Regarding my aunt, he said – she had a stroke. Now, she is asleep. Her condition is stable. We don’t know any more than that yet. There will be a bunch of tests.
If her condition is stable, I said, doesn’t that mean you’ll just release her? We don’t have any money and we have no insurance.
He said somehow the no money no insurance thing wasn’t known at the hospital yet, so I should shut up and see how much care she could get before it got cut off. I gave him an I’ll-keep-mum-soldier-salute, kissed my aunt on the cheek, and headed to the elevator. While I was waiting there, he came and found me. He had a sheet that listed visiting hours, phone numbers, other data.
I dropped the paper and knelt to pick it up. When I got to my feet, he was looking back at me.
She might be really changed, he said. Think about it.
When I was sitting at home by myself, I decided to write a series of descriptions for my aunt. I could bring them in to her at the hospital so she would feel like she knew what was going on outside.
Maybe one would be about the garden, one would be about the house. One could be about my school, one about buses, because I really like them. I don’t know. I kept thinking it was a dumb idea, but it stuck. I was sort of pretending that I would be able to see my aunt again, that I would go back to the hospital and she would be there in her body. But, obviously, there was no guarantee of that. My mom is an example of this – one day she left her body and I have never seen her again.
When I say that, I don’t mean that she actually went somewhere else. What I mean is: the shitty little cells that cluster together to muster up in sum total the person I used to know are now clustering in some inferior way and the person I know cannot ever be found.
My mother isn’t even really in my memory – because it constantly erodes. Everything is falling apart all the time.
People love to say it to you like it counts:
Oh, Lucia, she will live on in your memory.
Sometimes they’ll even touch your arm at the same time like they’ve earned it by saying something poignant.
The whole thing about people living on in memory is a crock of shit. The best you can do is try to remember what you can, and include the memories in your routines. But, sometimes that makes the real memories fade faster.
We’re just running down a fucking slope carrying these little flags, and one by one we get shot and we slump and our little flags are in the mud and no one picks them up. No one is going to keep running with your flag. Lucia, no one cares about your flag. I tell myself that. When you fall down it’s over.
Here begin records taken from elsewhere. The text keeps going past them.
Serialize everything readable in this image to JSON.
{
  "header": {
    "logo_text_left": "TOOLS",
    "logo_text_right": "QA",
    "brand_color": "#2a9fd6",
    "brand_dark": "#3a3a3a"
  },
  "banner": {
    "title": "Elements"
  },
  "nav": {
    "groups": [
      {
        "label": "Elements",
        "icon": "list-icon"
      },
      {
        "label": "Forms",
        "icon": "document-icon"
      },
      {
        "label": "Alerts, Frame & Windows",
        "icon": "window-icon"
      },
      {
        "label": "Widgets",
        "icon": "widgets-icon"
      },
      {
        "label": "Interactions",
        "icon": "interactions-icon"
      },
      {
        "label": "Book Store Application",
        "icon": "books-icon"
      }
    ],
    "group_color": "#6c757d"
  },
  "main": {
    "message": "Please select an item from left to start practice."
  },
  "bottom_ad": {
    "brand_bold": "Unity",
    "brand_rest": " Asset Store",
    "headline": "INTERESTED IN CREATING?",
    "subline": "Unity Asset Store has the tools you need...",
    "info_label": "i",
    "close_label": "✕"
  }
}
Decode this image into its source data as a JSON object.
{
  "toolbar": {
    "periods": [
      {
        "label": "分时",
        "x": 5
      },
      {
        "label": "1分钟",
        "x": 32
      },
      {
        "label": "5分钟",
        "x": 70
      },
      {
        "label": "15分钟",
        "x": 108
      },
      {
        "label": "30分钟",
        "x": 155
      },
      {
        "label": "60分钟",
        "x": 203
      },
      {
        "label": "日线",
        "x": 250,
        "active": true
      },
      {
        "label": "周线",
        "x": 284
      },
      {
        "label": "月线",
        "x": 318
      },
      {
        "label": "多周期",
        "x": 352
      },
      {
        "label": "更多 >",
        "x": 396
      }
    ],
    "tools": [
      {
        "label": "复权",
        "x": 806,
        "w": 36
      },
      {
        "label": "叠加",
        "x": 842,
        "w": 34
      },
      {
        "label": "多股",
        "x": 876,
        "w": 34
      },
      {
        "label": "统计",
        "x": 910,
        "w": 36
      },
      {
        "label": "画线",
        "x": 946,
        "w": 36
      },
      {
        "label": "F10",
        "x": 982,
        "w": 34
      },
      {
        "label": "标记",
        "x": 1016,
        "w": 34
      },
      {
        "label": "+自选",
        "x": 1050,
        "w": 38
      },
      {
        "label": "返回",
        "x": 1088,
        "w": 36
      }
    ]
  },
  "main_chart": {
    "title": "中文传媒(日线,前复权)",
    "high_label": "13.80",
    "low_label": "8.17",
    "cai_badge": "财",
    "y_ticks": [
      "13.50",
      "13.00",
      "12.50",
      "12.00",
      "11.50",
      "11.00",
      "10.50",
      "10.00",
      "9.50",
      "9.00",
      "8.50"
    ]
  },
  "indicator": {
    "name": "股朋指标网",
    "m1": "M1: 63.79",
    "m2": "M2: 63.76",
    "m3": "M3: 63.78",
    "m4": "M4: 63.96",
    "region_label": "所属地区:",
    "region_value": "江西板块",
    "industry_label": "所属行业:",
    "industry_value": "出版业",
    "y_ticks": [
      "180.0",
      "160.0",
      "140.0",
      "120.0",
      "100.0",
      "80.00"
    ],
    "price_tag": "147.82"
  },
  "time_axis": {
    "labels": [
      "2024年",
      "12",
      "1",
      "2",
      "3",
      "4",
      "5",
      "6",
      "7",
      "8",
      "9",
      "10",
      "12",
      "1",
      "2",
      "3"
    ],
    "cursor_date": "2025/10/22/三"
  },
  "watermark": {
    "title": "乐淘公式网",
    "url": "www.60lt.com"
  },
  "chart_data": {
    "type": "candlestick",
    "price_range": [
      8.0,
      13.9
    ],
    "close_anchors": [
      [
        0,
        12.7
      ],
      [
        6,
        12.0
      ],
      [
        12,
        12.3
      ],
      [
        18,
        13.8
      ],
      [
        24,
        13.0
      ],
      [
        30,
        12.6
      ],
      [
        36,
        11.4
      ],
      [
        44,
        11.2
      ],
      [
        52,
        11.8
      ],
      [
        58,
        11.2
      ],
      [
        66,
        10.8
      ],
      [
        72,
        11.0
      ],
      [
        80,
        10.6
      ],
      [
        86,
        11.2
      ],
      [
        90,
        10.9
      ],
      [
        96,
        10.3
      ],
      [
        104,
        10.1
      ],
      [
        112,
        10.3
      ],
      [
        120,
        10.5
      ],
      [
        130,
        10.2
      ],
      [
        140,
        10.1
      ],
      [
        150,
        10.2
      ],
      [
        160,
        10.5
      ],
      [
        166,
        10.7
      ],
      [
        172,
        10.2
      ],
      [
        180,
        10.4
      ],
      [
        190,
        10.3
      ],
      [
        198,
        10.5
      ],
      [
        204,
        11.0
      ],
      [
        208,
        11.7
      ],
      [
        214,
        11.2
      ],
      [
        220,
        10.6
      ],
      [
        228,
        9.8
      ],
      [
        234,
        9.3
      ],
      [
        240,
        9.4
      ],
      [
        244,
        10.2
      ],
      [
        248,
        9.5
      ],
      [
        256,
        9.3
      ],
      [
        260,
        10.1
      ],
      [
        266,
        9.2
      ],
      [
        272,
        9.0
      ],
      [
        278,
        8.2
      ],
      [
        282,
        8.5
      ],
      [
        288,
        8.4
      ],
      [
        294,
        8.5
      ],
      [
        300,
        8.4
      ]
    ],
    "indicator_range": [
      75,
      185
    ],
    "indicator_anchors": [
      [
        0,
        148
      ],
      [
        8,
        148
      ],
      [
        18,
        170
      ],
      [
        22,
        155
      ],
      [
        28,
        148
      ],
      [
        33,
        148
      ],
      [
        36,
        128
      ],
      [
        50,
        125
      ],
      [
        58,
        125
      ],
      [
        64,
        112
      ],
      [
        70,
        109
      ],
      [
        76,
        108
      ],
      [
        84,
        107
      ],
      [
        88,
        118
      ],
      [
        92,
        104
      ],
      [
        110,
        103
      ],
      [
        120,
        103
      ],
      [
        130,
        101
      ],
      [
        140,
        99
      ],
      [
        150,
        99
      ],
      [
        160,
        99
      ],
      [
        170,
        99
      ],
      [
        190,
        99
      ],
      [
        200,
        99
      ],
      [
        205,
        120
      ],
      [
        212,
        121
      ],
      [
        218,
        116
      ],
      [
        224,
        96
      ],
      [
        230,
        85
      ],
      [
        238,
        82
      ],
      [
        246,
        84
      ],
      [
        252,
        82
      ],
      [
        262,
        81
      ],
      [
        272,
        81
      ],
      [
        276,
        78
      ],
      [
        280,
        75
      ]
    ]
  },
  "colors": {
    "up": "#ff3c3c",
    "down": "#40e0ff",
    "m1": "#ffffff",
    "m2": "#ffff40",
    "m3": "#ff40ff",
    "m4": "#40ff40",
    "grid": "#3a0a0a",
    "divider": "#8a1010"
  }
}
The above is taken from Jesse Ball’s How to Set A Fire and Why, published by Pantheon in the US and the Text Publishing Company in the UK and Australia.
Photograph © cobalt123